All of the clubs in Arizona at their club matches shoot the Arizona Bracket shoot.  What the format is, is that you shoot no x as many rounds as the time will allow and then break the shooters into equal brackets based on x s and time out from a CFDA time out report. You then do a 1 x magnificent shoot off.  There are many advantages to this format.  All shooters remain in the contest to the end of the day.  All shooters gain experience of a magnificent shoot off.  All shoot together so the ladies get more competition by shooting with the men.  Even our tenderfoots are included. Last year we had one event won by Javelina Hunter, a tenderfoot shooting off the table, defeating Rodeo for the event win.  Powder Keg has always given credit to the Arizona Bracket Shoot for his National Championship.  You need to learn to compete with those shooters hitting 80%.

New clubs, try this format you will like it.  The River City Gunslingers of Omaha need to give it a try. We did one last spring when I helped with their first organized shoot.  They have a timer setup that displays the shot count behind the targets so they are really set up for it.  They need to get a little competition into their club practice shoots.

There will be two major jackpot shoots here in Arizona this spring shooting the Arizona Bracket Shoot, Winter Range, which is a big money shoot, and Tombstone.  If you have never experienced Winter Range you should come.  Nearly a 1,000 total shooters, shooting SASS, CFDA, and Mounted Shooting.  Many vendors, February 18 to 23 with Jackpot shoot being 23rd, two ranges, 6 brackets.  Tombstone is the weekend after Texas, March 23rd, and is held in one of the best venues there is. If nothing else it is worth seeing those AZ gals plying the streets of Tombstone between Big Nose Kate's and the Crystal Palace. They will be either drowning their sorrows or celebrating their dominance on the range with Fireball.  Don't know what that is but I am sure one of them will teach me this year, the Fireball that is.  Last year I was too embarrassed to stay, that California gal having sent me to Boothill in 3rd.

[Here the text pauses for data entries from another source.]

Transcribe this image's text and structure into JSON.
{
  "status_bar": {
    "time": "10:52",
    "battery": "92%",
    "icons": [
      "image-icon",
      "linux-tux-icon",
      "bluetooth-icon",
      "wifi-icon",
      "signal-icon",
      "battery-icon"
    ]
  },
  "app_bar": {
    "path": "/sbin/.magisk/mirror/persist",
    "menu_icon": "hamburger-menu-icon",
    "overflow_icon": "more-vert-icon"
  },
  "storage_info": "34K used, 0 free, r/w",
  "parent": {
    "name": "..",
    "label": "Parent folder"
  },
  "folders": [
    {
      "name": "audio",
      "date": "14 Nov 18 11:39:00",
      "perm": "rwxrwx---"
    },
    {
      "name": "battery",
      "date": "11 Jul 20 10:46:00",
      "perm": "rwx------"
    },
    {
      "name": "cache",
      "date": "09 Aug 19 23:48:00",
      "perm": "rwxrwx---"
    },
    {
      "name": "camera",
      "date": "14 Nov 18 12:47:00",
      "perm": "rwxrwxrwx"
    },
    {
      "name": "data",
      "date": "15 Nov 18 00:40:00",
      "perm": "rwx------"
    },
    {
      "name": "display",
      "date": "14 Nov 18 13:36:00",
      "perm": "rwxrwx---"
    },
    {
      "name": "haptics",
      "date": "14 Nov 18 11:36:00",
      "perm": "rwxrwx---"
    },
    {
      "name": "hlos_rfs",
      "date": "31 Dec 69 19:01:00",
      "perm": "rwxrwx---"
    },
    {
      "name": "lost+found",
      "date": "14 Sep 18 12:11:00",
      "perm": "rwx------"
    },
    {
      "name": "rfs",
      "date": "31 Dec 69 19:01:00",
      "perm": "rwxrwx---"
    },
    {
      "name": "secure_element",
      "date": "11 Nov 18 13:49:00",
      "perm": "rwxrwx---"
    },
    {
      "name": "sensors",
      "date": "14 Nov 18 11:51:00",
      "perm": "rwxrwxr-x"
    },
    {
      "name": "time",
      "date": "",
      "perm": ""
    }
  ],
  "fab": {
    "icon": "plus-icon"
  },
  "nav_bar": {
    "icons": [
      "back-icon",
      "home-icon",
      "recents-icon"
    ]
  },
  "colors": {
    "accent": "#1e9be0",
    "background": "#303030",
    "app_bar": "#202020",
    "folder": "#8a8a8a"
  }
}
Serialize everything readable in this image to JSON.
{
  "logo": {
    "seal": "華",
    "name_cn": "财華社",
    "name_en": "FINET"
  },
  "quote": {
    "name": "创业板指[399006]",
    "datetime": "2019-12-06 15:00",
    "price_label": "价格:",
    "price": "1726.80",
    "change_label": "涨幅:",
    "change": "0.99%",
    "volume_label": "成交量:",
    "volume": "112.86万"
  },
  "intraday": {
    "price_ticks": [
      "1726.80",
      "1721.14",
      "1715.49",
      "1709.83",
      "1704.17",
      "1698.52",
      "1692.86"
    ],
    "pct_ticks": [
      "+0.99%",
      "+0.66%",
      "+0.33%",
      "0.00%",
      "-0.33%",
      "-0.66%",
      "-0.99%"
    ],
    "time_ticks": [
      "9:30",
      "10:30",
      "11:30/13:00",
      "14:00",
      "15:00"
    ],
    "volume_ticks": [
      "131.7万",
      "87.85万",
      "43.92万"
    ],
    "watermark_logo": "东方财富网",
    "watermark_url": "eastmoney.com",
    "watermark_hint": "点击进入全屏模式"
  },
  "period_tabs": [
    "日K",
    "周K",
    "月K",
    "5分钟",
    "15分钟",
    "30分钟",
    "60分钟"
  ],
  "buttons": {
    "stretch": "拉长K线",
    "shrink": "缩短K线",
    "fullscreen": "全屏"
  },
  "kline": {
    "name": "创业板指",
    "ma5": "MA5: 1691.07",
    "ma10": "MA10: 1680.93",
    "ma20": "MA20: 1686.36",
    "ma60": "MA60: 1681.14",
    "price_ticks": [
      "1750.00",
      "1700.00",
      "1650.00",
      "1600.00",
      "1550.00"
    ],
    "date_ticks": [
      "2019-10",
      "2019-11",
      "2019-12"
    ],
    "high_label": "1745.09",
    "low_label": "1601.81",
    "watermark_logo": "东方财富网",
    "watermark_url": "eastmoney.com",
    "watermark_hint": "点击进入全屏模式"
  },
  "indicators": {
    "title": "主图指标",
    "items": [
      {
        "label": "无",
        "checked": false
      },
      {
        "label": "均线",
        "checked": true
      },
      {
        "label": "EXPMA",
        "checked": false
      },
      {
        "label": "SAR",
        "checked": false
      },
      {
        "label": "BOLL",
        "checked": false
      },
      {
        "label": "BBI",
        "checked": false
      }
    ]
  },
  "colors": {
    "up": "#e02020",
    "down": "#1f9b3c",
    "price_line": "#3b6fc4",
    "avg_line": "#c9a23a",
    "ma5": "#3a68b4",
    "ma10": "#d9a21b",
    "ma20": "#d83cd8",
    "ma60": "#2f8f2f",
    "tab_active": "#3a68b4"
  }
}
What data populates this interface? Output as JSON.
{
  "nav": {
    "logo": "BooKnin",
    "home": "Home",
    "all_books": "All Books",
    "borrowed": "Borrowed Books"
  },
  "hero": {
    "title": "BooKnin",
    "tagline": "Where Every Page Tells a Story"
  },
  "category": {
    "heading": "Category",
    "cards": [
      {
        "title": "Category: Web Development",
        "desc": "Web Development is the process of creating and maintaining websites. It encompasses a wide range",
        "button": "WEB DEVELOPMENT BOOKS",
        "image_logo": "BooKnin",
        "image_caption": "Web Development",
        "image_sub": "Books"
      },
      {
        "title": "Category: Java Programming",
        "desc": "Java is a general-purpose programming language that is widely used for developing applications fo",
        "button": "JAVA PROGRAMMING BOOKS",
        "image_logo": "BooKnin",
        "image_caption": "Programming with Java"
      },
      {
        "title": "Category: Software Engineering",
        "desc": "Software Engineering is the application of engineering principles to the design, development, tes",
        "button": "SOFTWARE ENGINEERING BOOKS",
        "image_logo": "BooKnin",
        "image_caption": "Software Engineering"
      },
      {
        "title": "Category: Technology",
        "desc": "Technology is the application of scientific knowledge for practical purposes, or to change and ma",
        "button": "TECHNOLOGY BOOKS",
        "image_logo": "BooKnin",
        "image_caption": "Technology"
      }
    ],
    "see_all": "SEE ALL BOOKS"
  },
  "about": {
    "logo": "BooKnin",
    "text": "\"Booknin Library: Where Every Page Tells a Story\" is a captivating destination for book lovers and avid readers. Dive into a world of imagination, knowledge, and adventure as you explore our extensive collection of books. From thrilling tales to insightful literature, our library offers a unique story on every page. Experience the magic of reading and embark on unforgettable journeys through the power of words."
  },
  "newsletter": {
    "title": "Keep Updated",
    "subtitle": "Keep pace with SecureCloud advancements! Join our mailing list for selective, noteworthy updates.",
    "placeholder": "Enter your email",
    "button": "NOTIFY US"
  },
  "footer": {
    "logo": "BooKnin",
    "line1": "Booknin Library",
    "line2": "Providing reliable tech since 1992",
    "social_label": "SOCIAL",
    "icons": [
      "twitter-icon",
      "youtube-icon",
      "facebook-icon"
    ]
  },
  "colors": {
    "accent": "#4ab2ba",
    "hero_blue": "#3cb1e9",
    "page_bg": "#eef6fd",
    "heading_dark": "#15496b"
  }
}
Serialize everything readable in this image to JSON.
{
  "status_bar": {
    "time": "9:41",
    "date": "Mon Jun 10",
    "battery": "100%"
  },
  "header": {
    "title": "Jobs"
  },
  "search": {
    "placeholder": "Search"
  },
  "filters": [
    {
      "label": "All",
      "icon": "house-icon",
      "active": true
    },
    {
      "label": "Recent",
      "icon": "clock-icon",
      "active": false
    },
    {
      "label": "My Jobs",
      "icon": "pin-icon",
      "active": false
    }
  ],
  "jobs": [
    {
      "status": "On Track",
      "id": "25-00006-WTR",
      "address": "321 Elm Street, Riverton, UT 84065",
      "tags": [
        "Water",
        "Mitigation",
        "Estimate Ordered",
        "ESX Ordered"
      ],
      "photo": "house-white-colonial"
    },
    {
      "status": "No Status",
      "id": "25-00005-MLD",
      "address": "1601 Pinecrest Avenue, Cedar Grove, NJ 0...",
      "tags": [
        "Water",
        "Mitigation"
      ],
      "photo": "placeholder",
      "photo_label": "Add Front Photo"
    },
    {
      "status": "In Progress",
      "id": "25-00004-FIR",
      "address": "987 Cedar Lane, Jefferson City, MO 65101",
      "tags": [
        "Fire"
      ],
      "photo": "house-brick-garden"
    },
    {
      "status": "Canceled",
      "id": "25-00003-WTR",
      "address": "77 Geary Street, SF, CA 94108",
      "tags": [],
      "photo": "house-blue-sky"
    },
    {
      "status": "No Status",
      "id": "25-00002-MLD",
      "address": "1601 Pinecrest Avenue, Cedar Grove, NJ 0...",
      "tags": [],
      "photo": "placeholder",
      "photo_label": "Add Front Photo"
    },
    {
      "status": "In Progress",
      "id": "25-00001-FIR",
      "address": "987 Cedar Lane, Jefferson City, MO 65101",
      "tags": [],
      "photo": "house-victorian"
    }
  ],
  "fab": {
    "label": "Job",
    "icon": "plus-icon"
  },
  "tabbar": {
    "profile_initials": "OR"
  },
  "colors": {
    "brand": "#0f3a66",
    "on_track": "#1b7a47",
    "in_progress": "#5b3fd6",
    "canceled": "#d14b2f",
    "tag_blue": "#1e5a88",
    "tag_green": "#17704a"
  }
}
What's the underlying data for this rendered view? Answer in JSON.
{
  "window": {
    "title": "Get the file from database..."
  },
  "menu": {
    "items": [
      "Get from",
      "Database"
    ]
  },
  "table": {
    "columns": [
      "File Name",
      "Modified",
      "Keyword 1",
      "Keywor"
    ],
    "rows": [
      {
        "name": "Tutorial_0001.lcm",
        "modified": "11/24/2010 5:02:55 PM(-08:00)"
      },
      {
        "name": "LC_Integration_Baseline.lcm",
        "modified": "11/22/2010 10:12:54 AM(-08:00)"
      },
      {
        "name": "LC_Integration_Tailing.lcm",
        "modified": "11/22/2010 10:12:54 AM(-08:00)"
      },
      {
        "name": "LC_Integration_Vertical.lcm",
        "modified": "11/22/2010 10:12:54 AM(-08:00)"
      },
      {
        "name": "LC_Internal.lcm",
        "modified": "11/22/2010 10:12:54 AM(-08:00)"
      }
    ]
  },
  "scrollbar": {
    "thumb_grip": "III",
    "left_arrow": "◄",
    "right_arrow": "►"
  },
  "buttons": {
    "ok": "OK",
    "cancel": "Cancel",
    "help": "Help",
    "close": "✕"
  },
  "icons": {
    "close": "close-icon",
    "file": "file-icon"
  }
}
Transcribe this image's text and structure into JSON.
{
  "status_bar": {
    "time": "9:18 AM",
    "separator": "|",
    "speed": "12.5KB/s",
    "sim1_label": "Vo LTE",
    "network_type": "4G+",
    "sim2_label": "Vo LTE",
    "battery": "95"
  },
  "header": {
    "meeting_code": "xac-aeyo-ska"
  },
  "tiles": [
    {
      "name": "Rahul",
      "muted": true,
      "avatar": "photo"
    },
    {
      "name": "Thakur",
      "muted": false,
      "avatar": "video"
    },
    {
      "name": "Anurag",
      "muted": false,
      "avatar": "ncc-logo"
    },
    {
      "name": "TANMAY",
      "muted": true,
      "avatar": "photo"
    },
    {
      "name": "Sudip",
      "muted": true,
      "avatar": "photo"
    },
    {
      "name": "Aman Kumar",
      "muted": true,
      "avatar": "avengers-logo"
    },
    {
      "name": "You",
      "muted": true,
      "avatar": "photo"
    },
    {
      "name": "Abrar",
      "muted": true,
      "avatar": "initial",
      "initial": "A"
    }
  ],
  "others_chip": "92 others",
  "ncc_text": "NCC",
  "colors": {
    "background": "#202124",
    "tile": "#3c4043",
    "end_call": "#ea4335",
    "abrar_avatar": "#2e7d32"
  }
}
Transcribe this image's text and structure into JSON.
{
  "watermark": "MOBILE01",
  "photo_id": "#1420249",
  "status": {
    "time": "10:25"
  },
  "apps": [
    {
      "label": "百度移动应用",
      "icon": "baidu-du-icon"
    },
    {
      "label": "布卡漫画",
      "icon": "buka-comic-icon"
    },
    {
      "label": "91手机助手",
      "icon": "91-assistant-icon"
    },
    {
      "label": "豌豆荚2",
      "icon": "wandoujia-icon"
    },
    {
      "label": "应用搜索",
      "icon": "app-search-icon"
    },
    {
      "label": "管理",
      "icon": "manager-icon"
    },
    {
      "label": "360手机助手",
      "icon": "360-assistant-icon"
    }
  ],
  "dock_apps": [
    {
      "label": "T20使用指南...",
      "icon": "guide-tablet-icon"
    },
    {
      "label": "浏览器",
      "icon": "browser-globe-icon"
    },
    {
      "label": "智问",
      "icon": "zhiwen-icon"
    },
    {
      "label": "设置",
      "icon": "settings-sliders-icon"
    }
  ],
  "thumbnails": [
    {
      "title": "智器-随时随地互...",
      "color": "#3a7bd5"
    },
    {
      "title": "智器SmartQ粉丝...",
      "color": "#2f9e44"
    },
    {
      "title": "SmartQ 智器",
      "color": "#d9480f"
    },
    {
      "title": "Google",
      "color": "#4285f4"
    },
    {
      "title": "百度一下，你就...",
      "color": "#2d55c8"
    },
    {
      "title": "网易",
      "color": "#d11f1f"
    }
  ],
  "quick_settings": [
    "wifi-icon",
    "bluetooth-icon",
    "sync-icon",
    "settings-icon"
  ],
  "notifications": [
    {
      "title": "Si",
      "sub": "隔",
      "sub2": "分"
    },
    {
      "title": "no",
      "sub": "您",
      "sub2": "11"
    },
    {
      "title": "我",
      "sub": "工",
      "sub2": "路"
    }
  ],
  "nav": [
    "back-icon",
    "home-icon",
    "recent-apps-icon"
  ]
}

Getting back to the subject, the DFW Gunslingers ought to also give Arizona Five a try.  It is the best five shot option. (See my March 7, 2018, post on Fastdraw.blogspot.com.) We shoot it exclusively on Shady Mtn but don't keep score. (I don't think the proprietor can take the stress of losing those marbles.)  In Arizona Five you shoot five shots and the shooter with the most winning hits wins,  If score is 0-0 both get a lose, if score is 1-1 both get a lose, if the score is 2-2 both get a win.  Arizona Five sorts better than Nevada Five or Montana Five and takes 25% less time.  Less time means more rounds. More rounds means a better sort.  From what I see and hear the shooters at DFW need a format like Arizona Five. It puts pressure on you to hit and to hit right a way. The Quick (double meaning intended) need to learn that their quickness will not carry the day if they can't get on the target right away. Javelina Hunter does not give you any second chances.

Anyway, the DFW Gunslingers have a great range and a great club. They seem to be getting a little swagger professing to be the fastest club in Texas. Just remember a little swagger is okay until you trip on your spurs.

"Quick don't matter much, if you don't hit that which you are trying to be quick about."   Virgil Cole